Dennis Rodriguez, writing as John Quinn, produced a six-book series in the 80s called 'The Terminator'. With fonts, layouts and story design, it attempted to capitalize on Pinnacle's success with the superior 'The Executioner'. Whether it was successful or not remains to be seen, but judging from its limited run, I assume Rodriguez and 'The Terminator' met a bitter end.
The second entry in the series, “Silicon Valley Slaughter”, was released in 1983 and is set a few months after the debut events. Former CIA hitman Rod Gavin is now laying low, unemployed and living off of his savings in rural Colorado. He's still close friends with Dorn, an older mechanic colleague that assisted Gavin in the prior novel. Also Duffy, the NSA operative from the debut, once again aligns with Gavin to right a few wrongs – namely the kidnapping of Duffy's niece by the dastardly Yakuza, otherwise known as the Japanese mafia.
The book opens with a killer named Shigata killing off the paid surveillance on Susan Billings, Duffy's niece and master computer programmer. We learn that both Shigata and another killer named Scanlon work for Clayton Edwards, a technology mogul who has a two-part plan to become wealthy, travel abroad and rape children. First, he has Billings kidnapped and her new coding on an encryption software will be sold to the highest global bidder. Second, he will then sell Billings to the Japanese for the sex slave trafficing. The problem is that Duffy, on a random visit to Billings, stumbles on the kidnapping taking place. Shigata and Scanlon rough up Duffy and leave him for dead – but not dead. Big mistake.
Gavin is now on the scene to find out what happened to Duffy and where Billings is being held. The action comes in waves beginning with Gavin throwing Edwards' thugs out of a hospital window, then running and gunning through an arcade to find where Billings is at. There's a partnership with Dorn that isn't necessarily expanded on, but provides a decent side-step to the action. There's an interesting scene where Edwards is controlling a robot aimed at stopping Gavin in a hallway...but the author drops the ball and that enjoyable conflict never comes to fruition. Oddly, for Gavin to be this impressive ex-CIA hitman, he manages to screw up repeatedly and eventually gets caught. Instead of a quick execution, the thugs just drive Gavin around in a van and eventually the tables are turned.
While nowhere near as good as the series debut, “Silicon Valley Slaughter” is an enjoyable, par for the course 80s action novel. It's nothing special, but certainly can hold its own in the crowded vigilante market. I've read zillions of these things and at this point, I would pick up the next series entry with no qualms. 'The Terminator' is up there with the mid-era Bolans, Able Team, Phoenix Force, etc. Good guy vs baddies to prevent rape and ruin.
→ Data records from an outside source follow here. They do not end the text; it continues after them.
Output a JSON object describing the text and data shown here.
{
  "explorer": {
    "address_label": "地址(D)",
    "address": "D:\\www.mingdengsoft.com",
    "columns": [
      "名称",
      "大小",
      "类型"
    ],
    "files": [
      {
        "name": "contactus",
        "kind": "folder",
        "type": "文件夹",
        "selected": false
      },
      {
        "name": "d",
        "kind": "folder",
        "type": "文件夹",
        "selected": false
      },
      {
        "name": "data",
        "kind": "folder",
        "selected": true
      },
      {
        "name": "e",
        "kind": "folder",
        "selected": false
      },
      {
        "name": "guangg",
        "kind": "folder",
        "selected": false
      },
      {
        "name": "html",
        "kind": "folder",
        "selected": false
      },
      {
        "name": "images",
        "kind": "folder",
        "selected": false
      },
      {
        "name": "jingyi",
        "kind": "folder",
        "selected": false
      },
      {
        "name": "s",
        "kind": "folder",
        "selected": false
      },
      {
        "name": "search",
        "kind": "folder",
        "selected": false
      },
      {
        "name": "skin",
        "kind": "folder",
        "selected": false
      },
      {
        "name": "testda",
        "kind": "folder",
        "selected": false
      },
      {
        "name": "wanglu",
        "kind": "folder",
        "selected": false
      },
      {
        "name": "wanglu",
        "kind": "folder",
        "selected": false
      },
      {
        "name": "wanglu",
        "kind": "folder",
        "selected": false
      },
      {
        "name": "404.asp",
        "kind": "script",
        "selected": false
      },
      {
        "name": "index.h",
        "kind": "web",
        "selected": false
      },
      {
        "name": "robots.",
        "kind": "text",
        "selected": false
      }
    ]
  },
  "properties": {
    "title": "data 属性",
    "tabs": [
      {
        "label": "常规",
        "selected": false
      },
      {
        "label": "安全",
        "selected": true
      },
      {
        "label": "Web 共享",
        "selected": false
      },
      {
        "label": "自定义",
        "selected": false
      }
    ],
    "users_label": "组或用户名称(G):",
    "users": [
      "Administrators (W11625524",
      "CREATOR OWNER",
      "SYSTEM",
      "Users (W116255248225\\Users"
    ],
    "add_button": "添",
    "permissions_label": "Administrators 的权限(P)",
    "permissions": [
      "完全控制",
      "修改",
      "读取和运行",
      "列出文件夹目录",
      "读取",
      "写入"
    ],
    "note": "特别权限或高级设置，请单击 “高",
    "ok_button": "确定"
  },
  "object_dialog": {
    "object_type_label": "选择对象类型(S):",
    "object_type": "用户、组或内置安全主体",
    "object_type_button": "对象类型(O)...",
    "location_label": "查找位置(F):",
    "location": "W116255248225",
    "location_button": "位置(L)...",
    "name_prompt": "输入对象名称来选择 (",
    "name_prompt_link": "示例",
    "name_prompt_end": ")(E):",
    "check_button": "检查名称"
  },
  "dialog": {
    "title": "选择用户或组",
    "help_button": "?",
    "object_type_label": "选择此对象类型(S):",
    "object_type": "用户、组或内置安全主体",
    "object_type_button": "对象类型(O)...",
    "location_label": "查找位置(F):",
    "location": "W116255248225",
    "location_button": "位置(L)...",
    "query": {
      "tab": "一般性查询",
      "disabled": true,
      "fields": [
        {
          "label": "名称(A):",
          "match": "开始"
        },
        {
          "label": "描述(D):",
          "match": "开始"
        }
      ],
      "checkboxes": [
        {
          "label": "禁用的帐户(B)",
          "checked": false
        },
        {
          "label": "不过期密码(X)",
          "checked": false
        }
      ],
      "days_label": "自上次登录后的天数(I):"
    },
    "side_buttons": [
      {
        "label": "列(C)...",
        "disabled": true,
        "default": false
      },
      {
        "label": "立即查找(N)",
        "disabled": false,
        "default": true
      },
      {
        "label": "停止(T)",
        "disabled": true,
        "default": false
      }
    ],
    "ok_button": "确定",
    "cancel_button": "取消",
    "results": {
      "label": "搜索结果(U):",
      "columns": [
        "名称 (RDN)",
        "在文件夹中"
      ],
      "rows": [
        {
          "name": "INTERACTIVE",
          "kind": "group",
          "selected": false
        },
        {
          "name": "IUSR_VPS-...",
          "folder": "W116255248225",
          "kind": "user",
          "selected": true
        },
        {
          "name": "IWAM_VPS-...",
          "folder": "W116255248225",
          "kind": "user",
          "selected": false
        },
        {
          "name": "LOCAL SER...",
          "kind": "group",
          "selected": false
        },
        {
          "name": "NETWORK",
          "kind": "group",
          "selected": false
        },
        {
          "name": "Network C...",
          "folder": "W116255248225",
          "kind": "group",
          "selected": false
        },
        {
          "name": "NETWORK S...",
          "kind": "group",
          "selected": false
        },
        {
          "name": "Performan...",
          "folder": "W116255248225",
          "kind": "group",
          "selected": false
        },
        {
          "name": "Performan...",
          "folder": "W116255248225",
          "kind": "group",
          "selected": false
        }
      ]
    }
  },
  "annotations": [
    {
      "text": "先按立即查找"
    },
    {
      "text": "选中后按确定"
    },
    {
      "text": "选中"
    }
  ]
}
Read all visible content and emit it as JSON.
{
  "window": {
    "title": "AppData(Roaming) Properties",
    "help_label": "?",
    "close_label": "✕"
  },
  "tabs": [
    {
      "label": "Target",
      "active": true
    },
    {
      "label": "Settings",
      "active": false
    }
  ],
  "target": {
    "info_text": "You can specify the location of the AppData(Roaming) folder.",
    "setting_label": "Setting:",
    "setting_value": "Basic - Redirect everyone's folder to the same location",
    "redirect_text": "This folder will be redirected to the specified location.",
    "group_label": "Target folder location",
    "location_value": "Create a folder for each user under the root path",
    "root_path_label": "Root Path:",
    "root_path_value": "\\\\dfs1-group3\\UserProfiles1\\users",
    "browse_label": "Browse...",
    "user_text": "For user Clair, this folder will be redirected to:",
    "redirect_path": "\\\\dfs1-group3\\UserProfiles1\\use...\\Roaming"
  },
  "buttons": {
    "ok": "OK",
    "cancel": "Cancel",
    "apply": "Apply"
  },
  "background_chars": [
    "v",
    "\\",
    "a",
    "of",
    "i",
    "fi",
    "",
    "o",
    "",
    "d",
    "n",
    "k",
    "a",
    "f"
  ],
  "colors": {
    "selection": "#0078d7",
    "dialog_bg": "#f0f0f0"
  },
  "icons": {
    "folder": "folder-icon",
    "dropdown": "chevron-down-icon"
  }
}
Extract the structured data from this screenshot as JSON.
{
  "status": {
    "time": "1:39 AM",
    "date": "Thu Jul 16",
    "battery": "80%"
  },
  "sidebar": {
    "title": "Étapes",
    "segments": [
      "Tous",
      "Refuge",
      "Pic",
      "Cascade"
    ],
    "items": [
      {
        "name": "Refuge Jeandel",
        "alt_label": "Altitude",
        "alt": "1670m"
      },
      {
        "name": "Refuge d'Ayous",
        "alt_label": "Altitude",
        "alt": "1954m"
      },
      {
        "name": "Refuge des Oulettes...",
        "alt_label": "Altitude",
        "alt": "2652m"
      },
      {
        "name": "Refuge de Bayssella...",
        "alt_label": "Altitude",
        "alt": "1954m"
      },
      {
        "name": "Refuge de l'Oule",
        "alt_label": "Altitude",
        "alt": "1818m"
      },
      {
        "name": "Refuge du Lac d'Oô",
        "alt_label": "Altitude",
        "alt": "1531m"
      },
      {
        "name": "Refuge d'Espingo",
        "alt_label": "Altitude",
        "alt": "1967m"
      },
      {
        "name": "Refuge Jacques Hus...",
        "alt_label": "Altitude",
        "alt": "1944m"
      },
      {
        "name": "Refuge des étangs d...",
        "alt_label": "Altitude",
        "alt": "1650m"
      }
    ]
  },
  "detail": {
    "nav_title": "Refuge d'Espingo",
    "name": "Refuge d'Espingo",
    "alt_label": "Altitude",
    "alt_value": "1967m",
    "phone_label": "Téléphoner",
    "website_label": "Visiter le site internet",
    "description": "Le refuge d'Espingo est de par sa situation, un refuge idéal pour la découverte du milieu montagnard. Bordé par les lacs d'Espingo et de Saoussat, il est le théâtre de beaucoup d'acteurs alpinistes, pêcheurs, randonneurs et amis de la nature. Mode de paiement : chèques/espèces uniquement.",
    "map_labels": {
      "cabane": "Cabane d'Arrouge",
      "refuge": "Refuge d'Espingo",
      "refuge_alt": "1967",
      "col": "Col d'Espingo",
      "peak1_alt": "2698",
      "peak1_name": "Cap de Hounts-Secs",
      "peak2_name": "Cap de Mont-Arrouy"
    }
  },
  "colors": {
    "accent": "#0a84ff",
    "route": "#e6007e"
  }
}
I'll take it any day and twice on Tuesday.
Note - The cover is by Bruce Minney, a talented artist who contributed immensely to Men's Action & Adventure magazines. Paperback Warrior friend Bob Deis conducted an interview with Minney in 2011: https://bit.ly/2K2rCEE.